The Los Angeles Times reported that Amazon.com will continue to fight against a California law passed July 1, which requires the company to collect a 7.25% sales tax. Amazon said that the law is unconstitutional, and has now announced that it will make the case against the sales tax to voters, in hopes that they will vote to overturn it. According to the Times, Amazon’s approach of appealing to the voters directly will likely be less costly and more effective than filing suit to block the law.
The new law requires all retailers with affiliates in California to collect the state sales tax, whereas before, the tax was only applied to Internet retailers that had “a significant physical presence,” the Times reported. In order to avoid collecting the tax, Amazon has cut off its affiliation with 10,000 small businesses whose websites link consumers to Amazon.
The main opposition to Amazon’s refusal to collect the tax, the LA Times said, comes from California merchants who believe that retailers operating solely on the Internet will gain an unfair advantage by avoiding collection of the sales tax. Target, Sears, Wal-Mart and Best Buy are among the many major retailers against which Amazon would have to fight in order to continue to avoid collecting the California sales tax. Additionally, the Times said, those in favor of collecting more taxes in order to fund health, social services and welfare will also likely vote against overturning sales tax collection.
The Times quoted Kathryn Gallagher, spokeswoman of Home Depot, who said: “We believe Amazon should collect sales tax because it levels the playing ground for all retailers, small and large.”
However, the Times said, though the odds are slightly against Amazon prevailing, the company does have a large base of customers likely to vote in favor of overturning the sales tax law.

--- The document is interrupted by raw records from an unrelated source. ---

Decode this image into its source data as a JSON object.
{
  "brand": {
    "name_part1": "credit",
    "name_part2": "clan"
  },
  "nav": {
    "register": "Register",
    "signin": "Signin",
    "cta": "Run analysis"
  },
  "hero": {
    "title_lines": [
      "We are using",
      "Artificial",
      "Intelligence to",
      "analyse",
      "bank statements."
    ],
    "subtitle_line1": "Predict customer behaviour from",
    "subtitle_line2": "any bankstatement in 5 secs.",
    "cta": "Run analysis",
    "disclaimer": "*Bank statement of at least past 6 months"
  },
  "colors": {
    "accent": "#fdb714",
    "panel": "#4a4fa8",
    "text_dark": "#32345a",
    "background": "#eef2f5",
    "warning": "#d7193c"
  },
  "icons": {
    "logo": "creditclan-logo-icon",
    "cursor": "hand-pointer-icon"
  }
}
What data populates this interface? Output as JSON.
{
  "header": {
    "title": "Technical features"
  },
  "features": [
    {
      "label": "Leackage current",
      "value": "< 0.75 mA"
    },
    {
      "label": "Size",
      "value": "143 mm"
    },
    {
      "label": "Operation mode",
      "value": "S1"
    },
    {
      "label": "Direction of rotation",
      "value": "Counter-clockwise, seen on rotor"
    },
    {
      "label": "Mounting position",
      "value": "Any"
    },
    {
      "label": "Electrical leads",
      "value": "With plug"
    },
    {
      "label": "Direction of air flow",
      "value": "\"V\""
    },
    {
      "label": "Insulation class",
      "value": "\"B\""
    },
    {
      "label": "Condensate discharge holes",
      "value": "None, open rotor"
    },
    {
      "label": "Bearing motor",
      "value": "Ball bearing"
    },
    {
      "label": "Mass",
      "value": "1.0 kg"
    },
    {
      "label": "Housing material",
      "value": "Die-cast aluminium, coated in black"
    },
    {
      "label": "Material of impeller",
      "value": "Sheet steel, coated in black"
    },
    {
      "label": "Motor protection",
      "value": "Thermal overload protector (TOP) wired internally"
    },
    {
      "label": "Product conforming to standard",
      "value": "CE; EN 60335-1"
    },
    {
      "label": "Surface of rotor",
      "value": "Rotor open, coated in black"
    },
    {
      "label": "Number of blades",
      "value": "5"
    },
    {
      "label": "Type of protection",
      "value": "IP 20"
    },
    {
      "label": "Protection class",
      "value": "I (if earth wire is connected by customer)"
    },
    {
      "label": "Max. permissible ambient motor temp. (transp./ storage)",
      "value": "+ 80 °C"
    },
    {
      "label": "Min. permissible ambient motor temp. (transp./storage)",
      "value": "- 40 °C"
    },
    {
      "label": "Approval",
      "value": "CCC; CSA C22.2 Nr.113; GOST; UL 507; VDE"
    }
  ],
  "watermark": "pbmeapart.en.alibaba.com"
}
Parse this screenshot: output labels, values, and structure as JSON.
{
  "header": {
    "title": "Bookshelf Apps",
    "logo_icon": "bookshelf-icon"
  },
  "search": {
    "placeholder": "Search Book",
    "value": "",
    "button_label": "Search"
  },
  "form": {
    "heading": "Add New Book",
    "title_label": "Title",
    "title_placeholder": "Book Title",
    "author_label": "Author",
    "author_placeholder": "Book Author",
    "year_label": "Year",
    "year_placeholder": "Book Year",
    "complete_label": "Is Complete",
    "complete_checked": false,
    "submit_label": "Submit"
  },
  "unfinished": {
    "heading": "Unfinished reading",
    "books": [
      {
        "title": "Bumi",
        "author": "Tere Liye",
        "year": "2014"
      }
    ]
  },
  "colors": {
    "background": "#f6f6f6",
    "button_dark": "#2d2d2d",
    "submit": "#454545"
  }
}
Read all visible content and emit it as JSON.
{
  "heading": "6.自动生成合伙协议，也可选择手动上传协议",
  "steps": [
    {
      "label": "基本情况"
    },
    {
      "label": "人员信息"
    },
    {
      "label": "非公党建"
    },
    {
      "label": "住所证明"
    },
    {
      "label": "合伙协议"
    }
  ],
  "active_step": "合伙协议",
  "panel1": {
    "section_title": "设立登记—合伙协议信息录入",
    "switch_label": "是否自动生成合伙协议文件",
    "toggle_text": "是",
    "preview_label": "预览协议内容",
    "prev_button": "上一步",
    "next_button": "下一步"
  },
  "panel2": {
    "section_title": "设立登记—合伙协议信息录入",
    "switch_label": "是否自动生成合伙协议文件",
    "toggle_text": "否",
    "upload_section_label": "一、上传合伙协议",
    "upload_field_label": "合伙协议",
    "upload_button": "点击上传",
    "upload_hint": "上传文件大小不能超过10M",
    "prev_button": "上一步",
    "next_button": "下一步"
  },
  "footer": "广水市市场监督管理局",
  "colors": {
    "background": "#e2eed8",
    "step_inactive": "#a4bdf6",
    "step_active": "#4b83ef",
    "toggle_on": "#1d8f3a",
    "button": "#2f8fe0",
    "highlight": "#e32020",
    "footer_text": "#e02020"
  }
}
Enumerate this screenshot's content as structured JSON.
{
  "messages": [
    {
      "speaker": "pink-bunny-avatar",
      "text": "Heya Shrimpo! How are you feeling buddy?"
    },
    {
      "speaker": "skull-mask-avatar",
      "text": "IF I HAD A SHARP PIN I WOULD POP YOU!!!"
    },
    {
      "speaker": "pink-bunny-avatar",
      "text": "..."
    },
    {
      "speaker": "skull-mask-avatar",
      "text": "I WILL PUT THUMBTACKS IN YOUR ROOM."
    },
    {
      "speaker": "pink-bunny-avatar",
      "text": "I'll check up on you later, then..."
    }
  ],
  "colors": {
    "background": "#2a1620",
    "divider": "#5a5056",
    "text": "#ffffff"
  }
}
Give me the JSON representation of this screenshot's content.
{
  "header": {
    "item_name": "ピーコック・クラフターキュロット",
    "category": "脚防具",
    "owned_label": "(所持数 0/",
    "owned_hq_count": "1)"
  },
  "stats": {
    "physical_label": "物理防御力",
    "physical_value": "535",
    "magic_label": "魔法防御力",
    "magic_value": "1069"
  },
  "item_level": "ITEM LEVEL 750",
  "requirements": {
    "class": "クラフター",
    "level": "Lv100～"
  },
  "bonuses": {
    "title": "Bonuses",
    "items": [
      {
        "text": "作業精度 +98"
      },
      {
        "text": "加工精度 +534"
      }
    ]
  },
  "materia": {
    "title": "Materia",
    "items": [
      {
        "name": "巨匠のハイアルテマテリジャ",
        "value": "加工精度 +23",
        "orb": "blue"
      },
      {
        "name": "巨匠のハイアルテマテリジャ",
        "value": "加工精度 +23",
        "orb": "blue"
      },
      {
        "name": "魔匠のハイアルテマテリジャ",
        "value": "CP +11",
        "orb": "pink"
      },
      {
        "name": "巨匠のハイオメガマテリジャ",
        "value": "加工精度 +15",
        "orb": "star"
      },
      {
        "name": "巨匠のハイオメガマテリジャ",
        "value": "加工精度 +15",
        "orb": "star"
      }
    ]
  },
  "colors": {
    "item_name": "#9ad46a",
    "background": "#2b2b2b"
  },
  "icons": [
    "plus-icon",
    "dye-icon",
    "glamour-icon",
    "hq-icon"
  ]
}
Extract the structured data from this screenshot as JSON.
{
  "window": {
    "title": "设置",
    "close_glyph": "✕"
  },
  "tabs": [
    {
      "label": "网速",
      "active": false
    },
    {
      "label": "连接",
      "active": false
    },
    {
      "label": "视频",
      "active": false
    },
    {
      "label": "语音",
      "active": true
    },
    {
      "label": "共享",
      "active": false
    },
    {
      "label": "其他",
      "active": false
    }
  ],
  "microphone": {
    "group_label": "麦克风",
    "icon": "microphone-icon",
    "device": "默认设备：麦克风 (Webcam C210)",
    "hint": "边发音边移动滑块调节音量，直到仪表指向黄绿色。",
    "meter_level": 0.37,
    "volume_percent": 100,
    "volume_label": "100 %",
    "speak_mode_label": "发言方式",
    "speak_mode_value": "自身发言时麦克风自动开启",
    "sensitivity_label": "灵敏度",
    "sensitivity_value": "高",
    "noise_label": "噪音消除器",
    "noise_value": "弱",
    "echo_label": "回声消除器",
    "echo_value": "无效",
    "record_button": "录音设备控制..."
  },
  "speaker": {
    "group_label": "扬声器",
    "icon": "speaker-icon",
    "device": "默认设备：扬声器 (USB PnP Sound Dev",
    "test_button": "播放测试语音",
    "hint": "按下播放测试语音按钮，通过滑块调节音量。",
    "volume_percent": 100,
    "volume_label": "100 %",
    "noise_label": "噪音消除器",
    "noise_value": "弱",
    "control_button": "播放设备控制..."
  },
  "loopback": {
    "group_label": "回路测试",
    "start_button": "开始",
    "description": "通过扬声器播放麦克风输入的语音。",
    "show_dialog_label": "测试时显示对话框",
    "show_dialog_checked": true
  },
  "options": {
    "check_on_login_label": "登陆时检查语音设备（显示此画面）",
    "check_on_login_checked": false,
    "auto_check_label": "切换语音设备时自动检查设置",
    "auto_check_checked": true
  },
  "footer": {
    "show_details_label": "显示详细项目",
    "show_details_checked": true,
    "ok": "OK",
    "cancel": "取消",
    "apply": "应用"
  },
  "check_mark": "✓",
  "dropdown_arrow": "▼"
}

The Times also quoted George Runner, a member of the California Board of Equalization, who said: “Californians are losing jobs and income as a result of the so-called Amazon tax,” and added, “It should come as no surprise that impacted California business owners would seek its repeal.”